Just recently I completed the process of buying a car in Japan for the first time.
To be honest, it was quite an ordeal. From start (deciding to buy a car) to finish (getting the keys), the whole process took over a month. You would think that it took a month because it took awhile to find a good car but… that part of the process was only a few days! Still, I think for many people, lamenting over whether or not a car is worth it, and then finding the car they want to buy could be the longest part.
In this article, I’d like to provide a few notes to consider before buying a car.
- Do you need a car?
- Do you want a car?
- Costs of car ownership in Japan
- What kind of car should you get?
- Where is the best place to shop for a car?
1. Do you need a car?
This is probably the most obvious question! I would say in the majority of cases, it’s very unlikely that you need a car in Japan. If you’re part of the US military and need to commute to base or are an English teacher in the countryside then you would be an exception, but if you’re living in a large metropolitan area like the Tokyo or Osaka area as a teacher or office worker, you can probably get by just fine without a car. In fact, for many, a car is prohibitively expensive, often more so due to city parking than the cost of the car itself.
I know for a fact that I didn’t need a car. I lived in Japan for over three years in Chiba without one, commuting by train to Tokyo back and forth every day. However, at this juncture it is important to point out that just because you don’t need something, doesn’t mean it won’t improve your life. My point is: if you need a car, then you need a car. But even if you don’t need a car, that’s no reason to completely disregard the idea.
2. Do you want a car?
Despite living for so long without a car and not needing one, why did I suddenly decide to get one? In July I went on a few trips with rental cars with friends and to put it frankly, I think I got a little addicted to the freedom. I’m American and grew up being used to being able to drive anywhere I wanted whenever I want to. After coming to Japan I traded in that freedom for trains.
Don’t get me wrong: public transportation here is great. Not having to worry about how to get home if you’re going out for a drink, being able to watch a YouTube video on your way to work, and not needing to deal with the stress of parking are all wonderful things. I think because the trains are so convenient, I never even considered buying a car.
The benefits of having your own car
Being behind the wheel again for two long weekends in a row brought car living back to the forefront of my mind. It was very nice thinking, “Hmm, I want to go to this weird museum or restaurant that just so happens to be not very convenient by train or bus,” and being able to go without a second thought! And even if it is in a more convenient location, I came to realize that whenever going anywhere at all here, my first thought would be “Do I have the energy to go to the station, let alone take the train?” Oftentimes, the answer would be no.
With a car though, that isn’t much of an issue. As long as you’re going somewhere with cheap and easy parking (basically, everywhere that isn’t in the Tokyo 23 Wards), then you just get into the car and go. Boom! Easy. For me at the very least, it takes considerably less mental and physical effort to drive than to take the train. In my car, even if there’s traffic (which there usually is, because it’s Japan), I can listen to my music or podcasts, relax in my seat, and take it slow.

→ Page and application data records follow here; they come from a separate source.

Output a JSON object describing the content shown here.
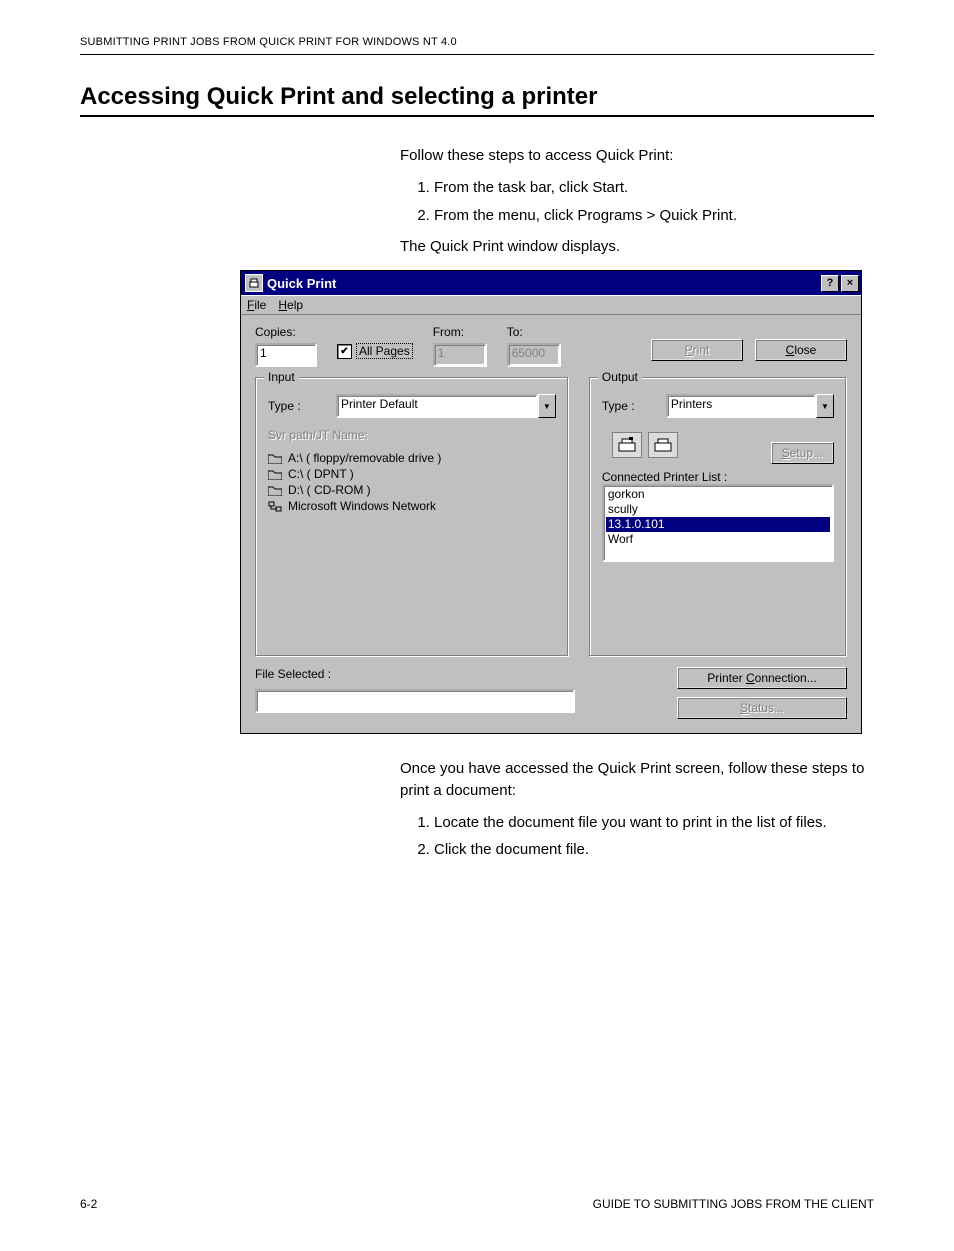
{
  "running_header": "SUBMITTING PRINT JOBS FROM QUICK PRINT FOR WINDOWS NT 4.0",
  "section_title": "Accessing Quick Print and selecting a printer",
  "intro1": "Follow these steps to access Quick Print:",
  "steps1": [
    "From the task bar, click Start.",
    "From the menu, click Programs > Quick Print."
  ],
  "after_steps1": "The Quick Print window displays.",
  "window": {
    "title": "Quick Print",
    "help_btn": "?",
    "close_btn": "×",
    "menu": {
      "file": "File",
      "help": "Help",
      "file_u": "F",
      "help_u": "H"
    },
    "copies_label": "Copies:",
    "copies_value": "1",
    "all_pages_label": "All Pages",
    "from_label": "From:",
    "from_value": "1",
    "to_label": "To:",
    "to_value": "65000",
    "print_btn": "Print",
    "print_u": "P",
    "close_btn_label": "Close",
    "close_u": "C",
    "input": {
      "legend": "Input",
      "type_label": "Type :",
      "type_value": "Printer Default",
      "svr_label": "Svr path/JT Name:",
      "tree": [
        "A:\\ ( floppy/removable drive )",
        "C:\\ ( DPNT )",
        "D:\\ ( CD-ROM )",
        "Microsoft Windows Network"
      ]
    },
    "output": {
      "legend": "Output",
      "type_label": "Type :",
      "type_value": "Printers",
      "setup_btn": "Setup...",
      "setup_u": "S",
      "connected_label": "Connected Printer List :",
      "printers": [
        "gorkon",
        "scully",
        "13.1.0.101",
        "Worf"
      ],
      "selected_index": 2
    },
    "file_selected_label": "File Selected :",
    "file_selected_value": "",
    "printer_connection_btn": "Printer Connection...",
    "printer_connection_u": "C",
    "status_btn": "Status...",
    "status_u": "S"
  },
  "intro2": "Once you have accessed the Quick Print screen, follow these steps to print a document:",
  "steps2": [
    "Locate the document file you want to print in the list of files.",
    "Click the document file."
  ],
  "footer_left": "6-2",
  "footer_right": "GUIDE TO SUBMITTING JOBS FROM THE CLIENT"
}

Another wonderful benefit is that you are no longer beholden to train times! How much of our daily lives in Japan are controlled by train schedules? In particular, last trains. For me at least, it was a lot. Having a car removes that stress a huge amount and allows me to take things more at my own pace. Obviously, if I’m on a deadline or in a rush, then I still would have to be careful about traffic. But if you really think about it, how often are we in a rush, solely because we need to catch that specific rapid that only comes once an hour? And how much extra stress does that give us?
If you like travel, you should also consider a car. Going on a day trip to Nikko, Enoshima, or whatever place you’ve been dying to go to is going to be way easier with a car! Don’t expect to be driving your car from Tokyo to Sapporo (although I mean, you could!), but suddenly going from city to city, or prefecture to prefecture isn’t such a drag. By driving through these areas you’ll also get a better feel of the atmosphere and what it feels like on the ground. On the train you can look out the windows, sure, but how often do we actually do that? We’re usually just staring at our phones or avoiding eye contact with an angry looking salaryman.
Admittedly, if you’re working in the Tokyo 23 Wards, you’re probably not going to be commuting to work with a car! Parking prices would be too ridiculous to be worth it. So all of the above considerations should focus more on how you want to spend your weekends and vacations.
Continue reading Part 2 here: Costs of car ownership in Japan
Lead photo: The car Nathan just bought!
Nathan works for the GaijinPot Housing Service, helping foreigners find their home in Japan. He’s American and has lived in Japan for about three years. Read Nathan’s self-intro to find out what brought him here!